“I regard the brain as a computer which will stop working when its components fail. There is no heaven or afterlife for broken down computers; that is a fairy story for people afraid of the dark.”

Hawking, the 69 year old physicist, is much like Albert Einstein in the latter years of his life, offering his $.02 about humanity, God and what, if anything, might come beyond this life.

What troubles me, however, is the arrogance that tends to accompany such declarations. Many of us believe that we think a certain way, therefore it must be so. There tends to be a dismissal of the possibility that I may be wrong, that I may be influenced by my emotions, my personal journey, and that, most important, others may believe and “know” things that directly conflict with things that I “know.” And what is more, it tends to be those already in the public eye that have the greatest impact on our beliefs. Yet, with the power of the Internet, we hear from all sorts of folks now.

There is a spiritual pride that many believers assume when they know something. There is also a pride that many non-believers assume when they know something. That pride tends to resemble straight arrogance when we assume that because I know it, you must know it as well. Even more, if you refuse to know it, you are either an idiot, ignorant, or going to burn in Hell.

Whether my computer will simply power down into nothingness at the end of my life or if I return to a conscious state of endless bliss and everythingness, my process of self-discovery and transformation is my own.

If I need you to believe what I believe in order to feel more assurance that what I believe is correct, then I don’t really know what I know.

As one of the old school prophets suggested, “Not By Might, Nor By Power, But By My Spirit – Zechariah 4:6.” Live and let live, people. Trust your heart and live the life you believe is yours to live, regardless of all the chatter that may surround you.

17 Apr 2011

Flashes of Enlightenment

1 Comment Humor, Relationships, Self Development and Transformation

One of my favorite places in Israel was the “Crusader Building” at Mt. Zion in Jerusalem. This was a spot I’d go most days in order to meditate. It remains one of my most favorite spots in the world. The Crusader Building is a building with three levels just outside the stone wall of the ancient city surrounding the Temple. At the basement exists a shrine for Jews where hundreds each day come to pray at King David’s tomb, chanting psalms and singing their hearts out. At the center of the building, thousands of Christian tourists pour out of tour buses to enter the room of the Last Supper. There is no long wooden table or scraps of bread and wine to be found, just a big, empty room where some believe Jesus shared his last meal, a Passover seder, with his nearest and dearest. Upstairs, beneath a great dome exists a mosque where the Turks erected a place of prayer when they took over the city several hundred years ago.
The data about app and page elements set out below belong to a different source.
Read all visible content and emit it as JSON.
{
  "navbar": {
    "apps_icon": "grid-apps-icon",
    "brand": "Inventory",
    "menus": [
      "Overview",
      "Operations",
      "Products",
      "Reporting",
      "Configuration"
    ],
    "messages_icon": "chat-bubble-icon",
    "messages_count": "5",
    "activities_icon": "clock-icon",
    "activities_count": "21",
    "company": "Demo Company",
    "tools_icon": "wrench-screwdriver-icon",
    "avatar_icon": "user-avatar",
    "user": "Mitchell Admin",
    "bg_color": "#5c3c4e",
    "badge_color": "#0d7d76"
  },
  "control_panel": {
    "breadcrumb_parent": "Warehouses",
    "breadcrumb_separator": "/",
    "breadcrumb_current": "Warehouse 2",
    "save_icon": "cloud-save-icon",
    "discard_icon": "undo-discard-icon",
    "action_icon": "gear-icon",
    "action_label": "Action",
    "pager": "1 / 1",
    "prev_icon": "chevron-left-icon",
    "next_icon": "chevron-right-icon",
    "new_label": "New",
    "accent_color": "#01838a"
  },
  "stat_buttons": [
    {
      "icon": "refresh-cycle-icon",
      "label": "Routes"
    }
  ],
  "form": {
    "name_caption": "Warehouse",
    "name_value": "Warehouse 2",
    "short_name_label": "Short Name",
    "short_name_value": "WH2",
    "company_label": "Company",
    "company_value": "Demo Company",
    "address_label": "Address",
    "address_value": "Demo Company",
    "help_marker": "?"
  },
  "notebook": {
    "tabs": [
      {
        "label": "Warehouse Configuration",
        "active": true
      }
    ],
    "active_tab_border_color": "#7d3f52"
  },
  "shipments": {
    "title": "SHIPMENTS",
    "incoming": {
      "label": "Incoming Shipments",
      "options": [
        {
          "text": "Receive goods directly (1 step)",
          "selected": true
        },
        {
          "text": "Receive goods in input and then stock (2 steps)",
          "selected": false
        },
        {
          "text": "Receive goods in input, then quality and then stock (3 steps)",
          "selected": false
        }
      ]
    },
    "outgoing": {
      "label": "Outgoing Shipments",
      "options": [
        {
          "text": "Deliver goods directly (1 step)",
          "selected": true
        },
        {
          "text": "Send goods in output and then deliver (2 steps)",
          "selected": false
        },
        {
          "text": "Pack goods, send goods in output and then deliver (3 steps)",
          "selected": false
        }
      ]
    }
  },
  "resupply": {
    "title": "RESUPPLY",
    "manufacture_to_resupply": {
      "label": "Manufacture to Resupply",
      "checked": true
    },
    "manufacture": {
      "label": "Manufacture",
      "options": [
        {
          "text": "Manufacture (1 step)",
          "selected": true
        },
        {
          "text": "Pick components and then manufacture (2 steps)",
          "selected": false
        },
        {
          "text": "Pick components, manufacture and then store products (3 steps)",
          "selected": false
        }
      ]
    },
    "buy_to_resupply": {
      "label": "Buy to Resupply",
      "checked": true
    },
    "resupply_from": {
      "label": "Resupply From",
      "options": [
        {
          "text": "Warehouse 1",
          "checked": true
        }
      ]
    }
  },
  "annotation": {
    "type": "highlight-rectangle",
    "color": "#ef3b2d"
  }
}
While no one ever really knows where anything took place two thousand years ago, the fact that at any one moment it is likely to find Jews, Christians and Muslims praying, visiting, and essentially existing in alignment with one another is enough a reason to frequent the place. I liked to come here when I was a young man focused on finding that deep, authentic place of love within myself. Lots of folks believed me to be a loving dude, for sure… I was nice to people, kind to strangers and I smiled a lot. I was a spiritual hippie, of sorts, open to the beliefs and practices of most everyone and moved through life ready to break bread in most anyone’s home.
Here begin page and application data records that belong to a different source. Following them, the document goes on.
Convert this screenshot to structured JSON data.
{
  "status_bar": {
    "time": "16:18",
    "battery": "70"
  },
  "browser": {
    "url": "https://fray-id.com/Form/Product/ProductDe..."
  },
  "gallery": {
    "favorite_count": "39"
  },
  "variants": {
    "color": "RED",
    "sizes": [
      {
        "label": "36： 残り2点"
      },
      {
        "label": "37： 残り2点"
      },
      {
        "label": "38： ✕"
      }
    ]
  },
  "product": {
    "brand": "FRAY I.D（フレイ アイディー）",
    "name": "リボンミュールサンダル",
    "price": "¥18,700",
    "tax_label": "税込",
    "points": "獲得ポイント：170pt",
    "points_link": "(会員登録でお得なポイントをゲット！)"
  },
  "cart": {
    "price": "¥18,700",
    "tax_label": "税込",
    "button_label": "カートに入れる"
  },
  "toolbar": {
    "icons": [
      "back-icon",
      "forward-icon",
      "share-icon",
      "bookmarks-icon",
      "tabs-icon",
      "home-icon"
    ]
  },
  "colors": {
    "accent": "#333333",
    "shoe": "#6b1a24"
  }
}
Yet, I knew within myself that I felt like a spiritual fraud and worried that one day I might be found out. I felt a disconnect within that troubled me immensely. I felt like I did and said all the right things, however when it came to truly embodying unconditional love in a completely integrated, unconscious way, I felt like I had a lifetime of work to do before I reached that level. Over time I had become friendly with the regular guard who served as security for the Room of the Last Supper. Each afternoon, the room was closed for a couple hours during ” national nap time” in which tourists were not permitted entrance. My friend allowed me to stay in the space by myself for an hour where I could meditate in what felt like one of the only truly silent spots in the Old City. These opportunities seemed to do more for the deep unfolding of my authentic presence than praying at the wall, studying ancient texts or eating healthy food. Breathing mindfully into silence was the gold that filled my pockets to be shared with others well into the future.
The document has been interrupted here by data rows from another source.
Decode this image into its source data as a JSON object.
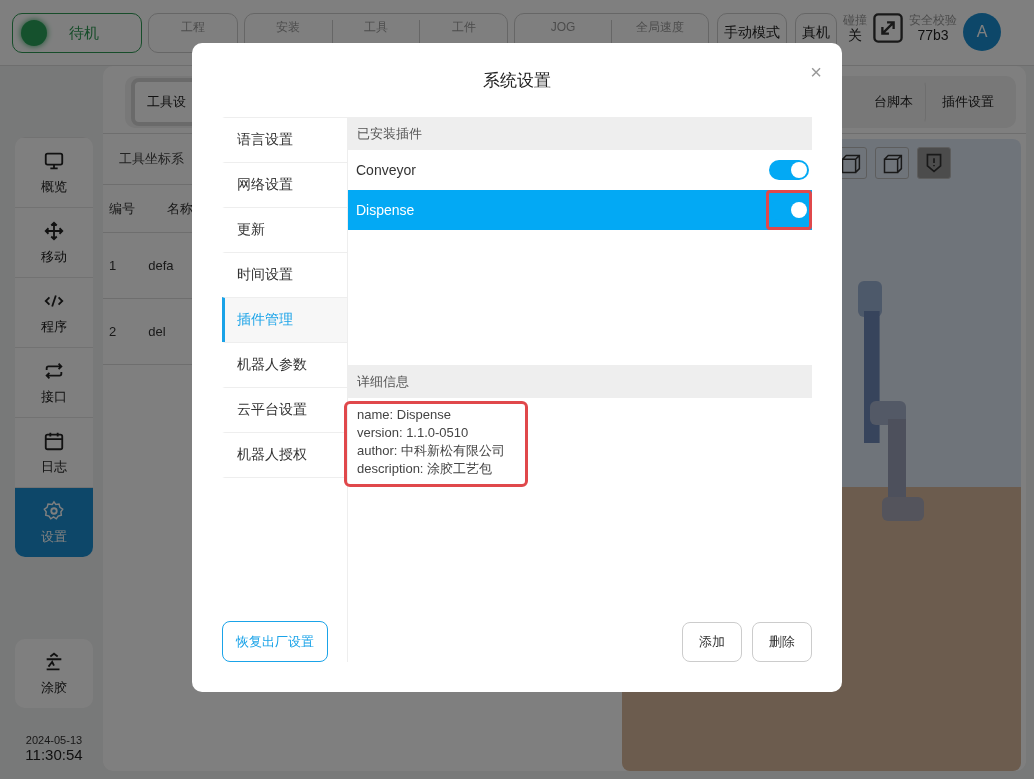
{
  "topbar": {
    "status": {
      "label": "待机",
      "running": false
    },
    "project": {
      "label": "工程"
    },
    "install_group": [
      {
        "label": "安装"
      },
      {
        "label": "工具"
      },
      {
        "label": "工件"
      }
    ],
    "jog_group": [
      {
        "label": "JOG"
      },
      {
        "label": "全局速度"
      }
    ],
    "buttons": [
      "手动模式",
      "真机"
    ],
    "collision": {
      "label": "碰撞",
      "value": "关"
    },
    "safety": {
      "label": "安全校验",
      "value": "77b3"
    },
    "avatar": "A"
  },
  "sidebar": {
    "items": [
      {
        "label": "概览",
        "selected": false
      },
      {
        "label": "移动",
        "selected": false
      },
      {
        "label": "程序",
        "selected": false
      },
      {
        "label": "接口",
        "selected": false
      },
      {
        "label": "日志",
        "selected": false
      },
      {
        "label": "设置",
        "selected": true
      }
    ],
    "plugin_button": "涂胶",
    "date": "2024-05-13",
    "time": "11:30:54"
  },
  "main": {
    "tabs": [
      {
        "label": "工具设",
        "selected": true
      },
      {
        "label": "台脚本",
        "selected": false
      },
      {
        "label": "插件设置",
        "selected": false
      }
    ],
    "subtab": "工具坐标系",
    "table": {
      "columns": [
        "编号",
        "名称"
      ],
      "rows": [
        [
          "1",
          "defa"
        ],
        [
          "2",
          "del"
        ]
      ]
    }
  },
  "dialog": {
    "title": "系统设置",
    "close": "×",
    "menu": [
      {
        "label": "语言设置",
        "selected": false
      },
      {
        "label": "网络设置",
        "selected": false
      },
      {
        "label": "更新",
        "selected": false
      },
      {
        "label": "时间设置",
        "selected": false
      },
      {
        "label": "插件管理",
        "selected": true
      },
      {
        "label": "机器人参数",
        "selected": false
      },
      {
        "label": "云平台设置",
        "selected": false
      },
      {
        "label": "机器人授权",
        "selected": false
      }
    ],
    "reset_button": "恢复出厂设置",
    "installed_header": "已安装插件",
    "plugins": [
      {
        "name": "Conveyor",
        "on": true,
        "selected": false,
        "highlighted": false
      },
      {
        "name": "Dispense",
        "on": true,
        "selected": true,
        "highlighted": true
      }
    ],
    "details_header": "详细信息",
    "details": {
      "lines": [
        "name: Dispense",
        "version: 1.1.0-0510",
        "author: 中科新松有限公司",
        "description: 涂胶工艺包"
      ],
      "highlighted": true
    },
    "buttons": [
      "添加",
      "删除"
    ]
  }
}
On this particular afternoon, I slipped past frustrated tourists who had come too late to be admitted and assumed my usual spot on the floor at the center of the great room. I liked to chant at the start of these meditations as it seemed to create a certain vibration around me into which my silence could rest. I sat in my white raw silk clothes, a colorful hand knitted kipah covered part of my head while large curls of long hair sprung out from all sides of my Jew-fro. As I chanted a favorite mantra taken from one of David’s psalms about faith that I learned from a Sephardic Jew, I rocked back and forth over my crossed legs, gently swaying a little like Stevie Wonder.

I was gone.
Lost in my chanting, lost in the moment, enraptured by the sound of my heart passing through my lips, the rocking of my body like a boat on the Galilee, gone.

As my consciousness passed through portals and gates, through the pardes (garden) of enlightenment, across marble stairs that resembled the ocean and a gentle breeze that tasted like pomegranate, I began to experience waves of light, bursting through me like flares through my third eye. They seemed to burn my eyelids and crackle out through the back of my head as my breath disappeared and my thoughts ceased. I was surely gone or, perhaps, more present than I had ever been. Was it enlightenment? Nirvana? Transcendence?

As I sailed through time and space, beyond thought and feeling, a familiar sound called me back to the room from where I had launched myself. I began to hear clicks and murmurs, whispers and shuffling and soon, distinct voices. I took a deep breath and opened my eyes to find myself surrounded by dozens of German tourists flashing cameras at me, dumbfounded by my presence, attire and what must have seemed to be very strange behavior. I silently stared at them and said nothing. Was the profound light of my experience nothing more than flash bulbs from tourists’ cameras? How long had they been there? How long had I been “gone?” I stood up and the sea of Germans parted as I walked out the door.

Rabbis are literally translated as teachers. I learned (often the hard way) that I had a tendency to want my teachers to take me all the way rather than point me in the right direction and allow me to figure out the specifics, even if it meant getting lost along the way. I remember being a boy waiting for my dad to come home from work so he could “help” me with my math homework. It was all strategic as he’d be exhausted from a long day and not have the energy to “teach” so he’d simply fill in the answers out of frustration.

I sat in the Southwestern desert initially with the same desire that my teacher would simply fill in the blanks for me. He was not that kind of teacher. He left my ass in the middle of nowhere and knew that I had to struggle through a narrow passage in order to emerge a stronger, more confident young man. He was a spiritual midwife of sorts, like Shifra and Puah, the midwives who secretly saved the first born Hebrew slaves from instant murder, hiding babies or even sending them down the river in basket boats in hope that someone would take pity on them and rescue them from certain death.

Like Rabbi Moses, we all have to find our way to personal growth and enlightenment through a combination of grace, hard work, intention and focus. Like Rabbi Jesus, we all have to move through the world believing that transcendence is our birthright, that we are all children of the Breath of Life and that loving kindness is the bridge between here and there, inside and outside.

So, may you be blessed this holy week with the chutzpah to believe that you are both the leader AND the follower of many. May you trust from deep within your being that YOU are the resurrection and the life; there is no separation between some transcendent being and your essence, there is only the experience of being in this body at this time. And, if these words make you uncomfortable, I invite you to ask yourself what really makes you uncomfortable, the thought that it can’t be true or the thought that it just might be true?